■ **Supplied information**:
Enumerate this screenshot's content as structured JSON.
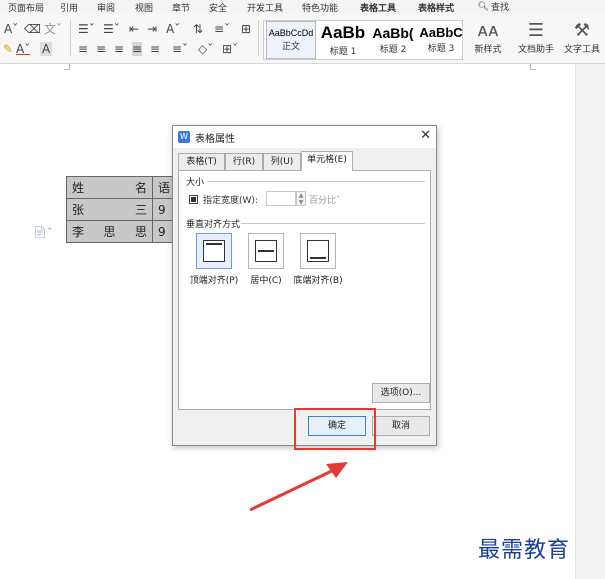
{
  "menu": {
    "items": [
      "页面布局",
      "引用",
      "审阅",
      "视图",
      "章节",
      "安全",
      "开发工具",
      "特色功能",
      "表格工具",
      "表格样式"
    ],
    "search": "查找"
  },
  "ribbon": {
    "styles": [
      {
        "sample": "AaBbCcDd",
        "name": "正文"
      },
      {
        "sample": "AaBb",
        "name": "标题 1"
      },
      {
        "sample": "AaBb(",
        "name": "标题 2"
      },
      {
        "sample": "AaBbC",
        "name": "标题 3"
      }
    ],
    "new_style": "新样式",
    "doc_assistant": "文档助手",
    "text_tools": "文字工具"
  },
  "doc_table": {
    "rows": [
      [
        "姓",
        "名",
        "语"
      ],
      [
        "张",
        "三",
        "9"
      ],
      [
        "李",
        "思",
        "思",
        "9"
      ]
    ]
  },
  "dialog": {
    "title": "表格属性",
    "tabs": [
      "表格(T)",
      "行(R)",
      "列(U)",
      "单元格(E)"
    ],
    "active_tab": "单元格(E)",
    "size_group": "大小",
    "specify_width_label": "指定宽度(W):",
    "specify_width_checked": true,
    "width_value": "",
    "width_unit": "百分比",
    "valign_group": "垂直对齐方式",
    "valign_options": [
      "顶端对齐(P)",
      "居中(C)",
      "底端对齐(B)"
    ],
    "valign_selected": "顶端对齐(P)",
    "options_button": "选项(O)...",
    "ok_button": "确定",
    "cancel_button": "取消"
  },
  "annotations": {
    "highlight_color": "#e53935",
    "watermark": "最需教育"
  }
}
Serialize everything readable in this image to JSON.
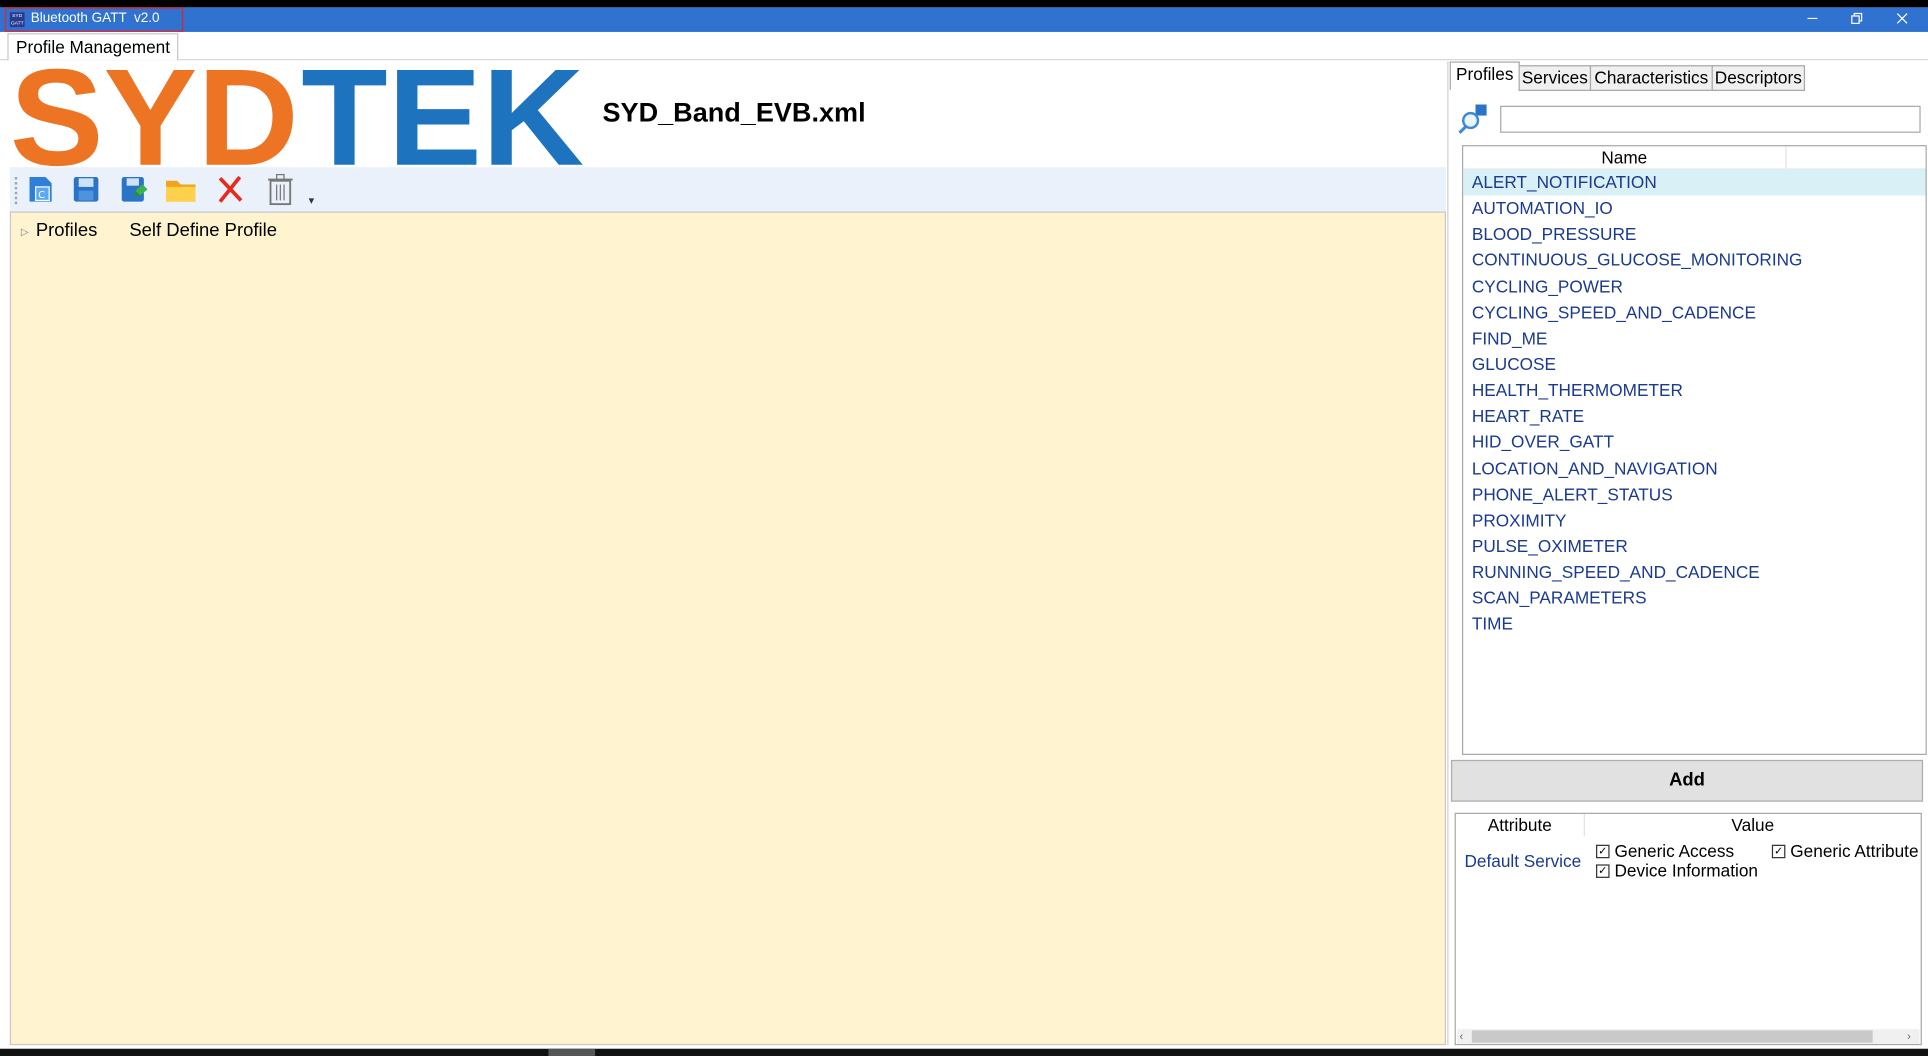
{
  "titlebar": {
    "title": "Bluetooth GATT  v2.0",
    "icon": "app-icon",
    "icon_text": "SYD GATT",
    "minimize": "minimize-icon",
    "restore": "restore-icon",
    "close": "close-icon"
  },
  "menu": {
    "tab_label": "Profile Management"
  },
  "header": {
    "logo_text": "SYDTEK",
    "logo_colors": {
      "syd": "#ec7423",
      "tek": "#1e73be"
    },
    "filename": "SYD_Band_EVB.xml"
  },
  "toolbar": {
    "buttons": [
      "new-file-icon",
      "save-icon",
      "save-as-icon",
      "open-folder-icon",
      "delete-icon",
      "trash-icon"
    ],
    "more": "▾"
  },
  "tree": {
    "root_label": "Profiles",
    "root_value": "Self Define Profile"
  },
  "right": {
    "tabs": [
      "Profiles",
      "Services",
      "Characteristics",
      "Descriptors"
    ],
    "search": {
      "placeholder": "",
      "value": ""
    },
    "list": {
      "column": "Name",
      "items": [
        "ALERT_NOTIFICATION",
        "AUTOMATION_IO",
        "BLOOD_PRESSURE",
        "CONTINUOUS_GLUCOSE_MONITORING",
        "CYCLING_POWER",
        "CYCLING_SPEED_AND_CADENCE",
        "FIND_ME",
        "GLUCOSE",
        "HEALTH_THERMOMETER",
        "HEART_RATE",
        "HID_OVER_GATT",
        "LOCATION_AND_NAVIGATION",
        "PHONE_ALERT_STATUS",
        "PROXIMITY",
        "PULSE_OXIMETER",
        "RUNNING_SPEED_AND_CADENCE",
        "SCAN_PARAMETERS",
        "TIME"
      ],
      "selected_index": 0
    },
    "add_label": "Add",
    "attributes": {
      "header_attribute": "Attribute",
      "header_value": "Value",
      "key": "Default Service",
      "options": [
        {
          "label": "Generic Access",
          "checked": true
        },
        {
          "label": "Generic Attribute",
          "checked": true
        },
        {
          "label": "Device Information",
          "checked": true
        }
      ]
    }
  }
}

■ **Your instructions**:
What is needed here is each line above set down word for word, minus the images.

■ **Solution to this exercise**:
Enumerate this screenshot's content as structured JSON.
{
  "menu": {
    "items": [
      "页面布局",
      "引用",
      "审阅",
      "视图",
      "章节",
      "安全",
      "开发工具",
      "特色功能",
      "表格工具",
      "表格样式"
    ],
    "search": "查找"
  },
  "ribbon": {
    "styles": [
      {
        "sample": "AaBbCcDd",
        "name": "正文"
      },
      {
        "sample": "AaBb",
        "name": "标题 1"
      },
      {
        "sample": "AaBb(",
        "name": "标题 2"
      },
      {
        "sample": "AaBbC",
        "name": "标题 3"
      }
    ],
    "new_style": "新样式",
    "doc_assistant": "文档助手",
    "text_tools": "文字工具"
  },
  "doc_table": {
    "rows": [
      [
        "姓",
        "名",
        "语"
      ],
      [
        "张",
        "三",
        "9"
      ],
      [
        "李",
        "思",
        "思",
        "9"
      ]
    ]
  },
  "dialog": {
    "title": "表格属性",
    "tabs": [
      "表格(T)",
      "行(R)",
      "列(U)",
      "单元格(E)"
    ],
    "active_tab": "单元格(E)",
    "size_group": "大小",
    "specify_width_label": "指定宽度(W):",
    "specify_width_checked": true,
    "width_value": "",
    "width_unit": "百分比",
    "valign_group": "垂直对齐方式",
    "valign_options": [
      "顶端对齐(P)",
      "居中(C)",
      "底端对齐(B)"
    ],
    "valign_selected": "顶端对齐(P)",
    "options_button": "选项(O)...",
    "ok_button": "确定",
    "cancel_button": "取消"
  },
  "annotations": {
    "highlight_color": "#e53935",
    "watermark": "最需教育"
  }
}
Serialize everything readable in this image to JSON.
{
  "titlebar": {
    "title": "Bluetooth GATT  v2.0",
    "icon": "app-icon",
    "icon_text": "SYD GATT",
    "minimize": "minimize-icon",
    "restore": "restore-icon",
    "close": "close-icon"
  },
  "menu": {
    "tab_label": "Profile Management"
  },
  "header": {
    "logo_text": "SYDTEK",
    "logo_colors": {
      "syd": "#ec7423",
      "tek": "#1e73be"
    },
    "filename": "SYD_Band_EVB.xml"
  },
  "toolbar": {
    "buttons": [
      "new-file-icon",
      "save-icon",
      "save-as-icon",
      "open-folder-icon",
      "delete-icon",
      "trash-icon"
    ],
    "more": "▾"
  },
  "tree": {
    "root_label": "Profiles",
    "root_value": "Self Define Profile"
  },
  "right": {
    "tabs": [
      "Profiles",
      "Services",
      "Characteristics",
      "Descriptors"
    ],
    "search": {
      "placeholder": "",
      "value": ""
    },
    "list": {
      "column": "Name",
      "items": [
        "ALERT_NOTIFICATION",
        "AUTOMATION_IO",
        "BLOOD_PRESSURE",
        "CONTINUOUS_GLUCOSE_MONITORING",
        "CYCLING_POWER",
        "CYCLING_SPEED_AND_CADENCE",
        "FIND_ME",
        "GLUCOSE",
        "HEALTH_THERMOMETER",
        "HEART_RATE",
        "HID_OVER_GATT",
        "LOCATION_AND_NAVIGATION",
        "PHONE_ALERT_STATUS",
        "PROXIMITY",
        "PULSE_OXIMETER",
        "RUNNING_SPEED_AND_CADENCE",
        "SCAN_PARAMETERS",
        "TIME"
      ],
      "selected_index": 0
    },
    "add_label": "Add",
    "attributes": {
      "header_attribute": "Attribute",
      "header_value": "Value",
      "key": "Default Service",
      "options": [
        {
          "label": "Generic Access",
          "checked": true
        },
        {
          "label": "Generic Attribute",
          "checked": true
        },
        {
          "label": "Device Information",
          "checked": true
        }
      ]
    }
  }
}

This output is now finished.